**ACTION ITEM:** Repeat every line of the data verbatim.

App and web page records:
____________
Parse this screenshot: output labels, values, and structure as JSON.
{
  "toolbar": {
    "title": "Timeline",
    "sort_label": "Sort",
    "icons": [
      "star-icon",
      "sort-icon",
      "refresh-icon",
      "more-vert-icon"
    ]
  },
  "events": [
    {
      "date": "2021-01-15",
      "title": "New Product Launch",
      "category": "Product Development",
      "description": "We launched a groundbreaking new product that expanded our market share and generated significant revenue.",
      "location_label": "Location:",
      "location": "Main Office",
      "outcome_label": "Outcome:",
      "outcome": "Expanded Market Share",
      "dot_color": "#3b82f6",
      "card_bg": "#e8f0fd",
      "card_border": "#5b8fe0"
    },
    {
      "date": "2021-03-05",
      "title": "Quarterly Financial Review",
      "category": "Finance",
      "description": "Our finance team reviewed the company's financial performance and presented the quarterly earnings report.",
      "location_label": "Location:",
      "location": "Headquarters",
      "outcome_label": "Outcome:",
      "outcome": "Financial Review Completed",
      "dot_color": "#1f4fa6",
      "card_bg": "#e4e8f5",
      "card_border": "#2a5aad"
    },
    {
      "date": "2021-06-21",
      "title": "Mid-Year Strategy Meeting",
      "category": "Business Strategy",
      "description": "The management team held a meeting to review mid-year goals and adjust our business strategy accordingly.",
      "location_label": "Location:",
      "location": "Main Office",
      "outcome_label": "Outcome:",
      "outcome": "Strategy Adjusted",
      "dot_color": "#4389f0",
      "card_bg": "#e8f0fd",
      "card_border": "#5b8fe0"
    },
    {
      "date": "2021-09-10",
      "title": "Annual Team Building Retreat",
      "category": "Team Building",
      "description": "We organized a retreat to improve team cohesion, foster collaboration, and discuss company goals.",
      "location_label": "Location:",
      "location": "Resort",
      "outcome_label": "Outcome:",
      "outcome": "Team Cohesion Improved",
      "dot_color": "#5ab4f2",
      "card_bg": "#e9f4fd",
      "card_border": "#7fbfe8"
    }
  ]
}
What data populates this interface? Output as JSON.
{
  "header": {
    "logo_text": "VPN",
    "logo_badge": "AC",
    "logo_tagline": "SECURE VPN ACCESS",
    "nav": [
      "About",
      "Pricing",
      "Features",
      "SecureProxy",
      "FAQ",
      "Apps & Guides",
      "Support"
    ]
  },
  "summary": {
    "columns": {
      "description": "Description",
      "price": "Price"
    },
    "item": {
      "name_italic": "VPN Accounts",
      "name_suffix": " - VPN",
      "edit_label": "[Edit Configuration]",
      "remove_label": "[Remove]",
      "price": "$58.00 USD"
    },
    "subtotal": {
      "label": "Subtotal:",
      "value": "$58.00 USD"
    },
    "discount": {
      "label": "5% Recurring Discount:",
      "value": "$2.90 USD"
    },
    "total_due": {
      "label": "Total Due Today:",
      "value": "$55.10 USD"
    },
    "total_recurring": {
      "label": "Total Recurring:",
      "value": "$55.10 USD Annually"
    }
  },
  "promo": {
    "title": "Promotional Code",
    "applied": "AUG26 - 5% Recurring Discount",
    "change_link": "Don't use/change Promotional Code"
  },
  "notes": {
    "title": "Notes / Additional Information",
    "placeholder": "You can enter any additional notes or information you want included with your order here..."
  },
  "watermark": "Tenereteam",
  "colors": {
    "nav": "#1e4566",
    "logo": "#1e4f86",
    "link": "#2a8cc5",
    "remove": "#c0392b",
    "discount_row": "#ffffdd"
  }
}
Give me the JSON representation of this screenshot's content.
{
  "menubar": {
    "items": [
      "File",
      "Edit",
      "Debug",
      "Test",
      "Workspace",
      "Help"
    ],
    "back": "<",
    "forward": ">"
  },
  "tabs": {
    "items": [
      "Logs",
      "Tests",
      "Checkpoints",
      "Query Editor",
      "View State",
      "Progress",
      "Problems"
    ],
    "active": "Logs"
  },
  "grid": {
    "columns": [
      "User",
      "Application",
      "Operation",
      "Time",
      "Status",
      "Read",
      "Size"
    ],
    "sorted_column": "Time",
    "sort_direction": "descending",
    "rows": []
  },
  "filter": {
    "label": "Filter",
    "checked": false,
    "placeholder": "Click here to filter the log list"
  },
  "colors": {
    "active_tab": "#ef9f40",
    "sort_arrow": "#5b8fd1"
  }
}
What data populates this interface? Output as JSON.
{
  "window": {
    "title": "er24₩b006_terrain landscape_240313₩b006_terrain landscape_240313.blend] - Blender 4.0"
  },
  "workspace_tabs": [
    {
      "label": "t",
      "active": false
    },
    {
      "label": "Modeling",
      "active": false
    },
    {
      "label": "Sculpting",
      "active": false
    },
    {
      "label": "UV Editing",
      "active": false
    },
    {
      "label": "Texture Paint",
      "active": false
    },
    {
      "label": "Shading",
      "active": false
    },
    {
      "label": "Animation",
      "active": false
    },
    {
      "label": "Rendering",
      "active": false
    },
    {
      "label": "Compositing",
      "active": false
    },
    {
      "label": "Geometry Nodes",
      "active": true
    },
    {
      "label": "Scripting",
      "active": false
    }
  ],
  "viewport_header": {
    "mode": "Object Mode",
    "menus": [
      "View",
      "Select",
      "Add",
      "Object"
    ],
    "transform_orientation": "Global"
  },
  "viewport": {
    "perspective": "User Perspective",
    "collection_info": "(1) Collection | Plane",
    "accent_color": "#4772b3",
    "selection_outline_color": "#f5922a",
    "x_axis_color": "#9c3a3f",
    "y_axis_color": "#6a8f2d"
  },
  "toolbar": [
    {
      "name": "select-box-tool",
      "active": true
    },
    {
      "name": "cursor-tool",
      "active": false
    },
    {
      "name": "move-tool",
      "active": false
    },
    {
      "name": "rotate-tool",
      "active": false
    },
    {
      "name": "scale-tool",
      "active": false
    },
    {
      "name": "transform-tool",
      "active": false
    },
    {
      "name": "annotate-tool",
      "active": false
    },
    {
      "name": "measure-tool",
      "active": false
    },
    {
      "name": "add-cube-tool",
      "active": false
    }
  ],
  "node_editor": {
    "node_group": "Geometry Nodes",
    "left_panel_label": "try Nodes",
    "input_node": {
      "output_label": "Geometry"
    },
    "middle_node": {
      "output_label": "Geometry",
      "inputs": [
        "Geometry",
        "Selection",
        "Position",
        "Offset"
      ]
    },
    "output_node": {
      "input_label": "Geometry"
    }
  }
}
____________
**EXERCISE OUTPUT:**
Parse this screenshot: output labels, values, and structure as JSON.
{
  "toolbar": {
    "title": "Timeline",
    "sort_label": "Sort",
    "icons": [
      "star-icon",
      "sort-icon",
      "refresh-icon",
      "more-vert-icon"
    ]
  },
  "events": [
    {
      "date": "2021-01-15",
      "title": "New Product Launch",
      "category": "Product Development",
      "description": "We launched a groundbreaking new product that expanded our market share and generated significant revenue.",
      "location_label": "Location:",
      "location": "Main Office",
      "outcome_label": "Outcome:",
      "outcome": "Expanded Market Share",
      "dot_color": "#3b82f6",
      "card_bg": "#e8f0fd",
      "card_border": "#5b8fe0"
    },
    {
      "date": "2021-03-05",
      "title": "Quarterly Financial Review",
      "category": "Finance",
      "description": "Our finance team reviewed the company's financial performance and presented the quarterly earnings report.",
      "location_label": "Location:",
      "location": "Headquarters",
      "outcome_label": "Outcome:",
      "outcome": "Financial Review Completed",
      "dot_color": "#1f4fa6",
      "card_bg": "#e4e8f5",
      "card_border": "#2a5aad"
    },
    {
      "date": "2021-06-21",
      "title": "Mid-Year Strategy Meeting",
      "category": "Business Strategy",
      "description": "The management team held a meeting to review mid-year goals and adjust our business strategy accordingly.",
      "location_label": "Location:",
      "location": "Main Office",
      "outcome_label": "Outcome:",
      "outcome": "Strategy Adjusted",
      "dot_color": "#4389f0",
      "card_bg": "#e8f0fd",
      "card_border": "#5b8fe0"
    },
    {
      "date": "2021-09-10",
      "title": "Annual Team Building Retreat",
      "category": "Team Building",
      "description": "We organized a retreat to improve team cohesion, foster collaboration, and discuss company goals.",
      "location_label": "Location:",
      "location": "Resort",
      "outcome_label": "Outcome:",
      "outcome": "Team Cohesion Improved",
      "dot_color": "#5ab4f2",
      "card_bg": "#e9f4fd",
      "card_border": "#7fbfe8"
    }
  ]
}
What data populates this interface? Output as JSON.
{
  "header": {
    "logo_text": "VPN",
    "logo_badge": "AC",
    "logo_tagline": "SECURE VPN ACCESS",
    "nav": [
      "About",
      "Pricing",
      "Features",
      "SecureProxy",
      "FAQ",
      "Apps & Guides",
      "Support"
    ]
  },
  "summary": {
    "columns": {
      "description": "Description",
      "price": "Price"
    },
    "item": {
      "name_italic": "VPN Accounts",
      "name_suffix": " - VPN",
      "edit_label": "[Edit Configuration]",
      "remove_label": "[Remove]",
      "price": "$58.00 USD"
    },
    "subtotal": {
      "label": "Subtotal:",
      "value": "$58.00 USD"
    },
    "discount": {
      "label": "5% Recurring Discount:",
      "value": "$2.90 USD"
    },
    "total_due": {
      "label": "Total Due Today:",
      "value": "$55.10 USD"
    },
    "total_recurring": {
      "label": "Total Recurring:",
      "value": "$55.10 USD Annually"
    }
  },
  "promo": {
    "title": "Promotional Code",
    "applied": "AUG26 - 5% Recurring Discount",
    "change_link": "Don't use/change Promotional Code"
  },
  "notes": {
    "title": "Notes / Additional Information",
    "placeholder": "You can enter any additional notes or information you want included with your order here..."
  },
  "watermark": "Tenereteam",
  "colors": {
    "nav": "#1e4566",
    "logo": "#1e4f86",
    "link": "#2a8cc5",
    "remove": "#c0392b",
    "discount_row": "#ffffdd"
  }
}
Give me the JSON representation of this screenshot's content.
{
  "menubar": {
    "items": [
      "File",
      "Edit",
      "Debug",
      "Test",
      "Workspace",
      "Help"
    ],
    "back": "<",
    "forward": ">"
  },
  "tabs": {
    "items": [
      "Logs",
      "Tests",
      "Checkpoints",
      "Query Editor",
      "View State",
      "Progress",
      "Problems"
    ],
    "active": "Logs"
  },
  "grid": {
    "columns": [
      "User",
      "Application",
      "Operation",
      "Time",
      "Status",
      "Read",
      "Size"
    ],
    "sorted_column": "Time",
    "sort_direction": "descending",
    "rows": []
  },
  "filter": {
    "label": "Filter",
    "checked": false,
    "placeholder": "Click here to filter the log list"
  },
  "colors": {
    "active_tab": "#ef9f40",
    "sort_arrow": "#5b8fd1"
  }
}
What data populates this interface? Output as JSON.
{
  "window": {
    "title": "er24₩b006_terrain landscape_240313₩b006_terrain landscape_240313.blend] - Blender 4.0"
  },
  "workspace_tabs": [
    {
      "label": "t",
      "active": false
    },
    {
      "label": "Modeling",
      "active": false
    },
    {
      "label": "Sculpting",
      "active": false
    },
    {
      "label": "UV Editing",
      "active": false
    },
    {
      "label": "Texture Paint",
      "active": false
    },
    {
      "label": "Shading",
      "active": false
    },
    {
      "label": "Animation",
      "active": false
    },
    {
      "label": "Rendering",
      "active": false
    },
    {
      "label": "Compositing",
      "active": false
    },
    {
      "label": "Geometry Nodes",
      "active": true
    },
    {
      "label": "Scripting",
      "active": false
    }
  ],
  "viewport_header": {
    "mode": "Object Mode",
    "menus": [
      "View",
      "Select",
      "Add",
      "Object"
    ],
    "transform_orientation": "Global"
  },
  "viewport": {
    "perspective": "User Perspective",
    "collection_info": "(1) Collection | Plane",
    "accent_color": "#4772b3",
    "selection_outline_color": "#f5922a",
    "x_axis_color": "#9c3a3f",
    "y_axis_color": "#6a8f2d"
  },
  "toolbar": [
    {
      "name": "select-box-tool",
      "active": true
    },
    {
      "name": "cursor-tool",
      "active": false
    },
    {
      "name": "move-tool",
      "active": false
    },
    {
      "name": "rotate-tool",
      "active": false
    },
    {
      "name": "scale-tool",
      "active": false
    },
    {
      "name": "transform-tool",
      "active": false
    },
    {
      "name": "annotate-tool",
      "active": false
    },
    {
      "name": "measure-tool",
      "active": false
    },
    {
      "name": "add-cube-tool",
      "active": false
    }
  ],
  "node_editor": {
    "node_group": "Geometry Nodes",
    "left_panel_label": "try Nodes",
    "input_node": {
      "output_label": "Geometry"
    },
    "middle_node": {
      "output_label": "Geometry",
      "inputs": [
        "Geometry",
        "Selection",
        "Position",
        "Offset"
      ]
    },
    "output_node": {
      "input_label": "Geometry"
    }
  }
}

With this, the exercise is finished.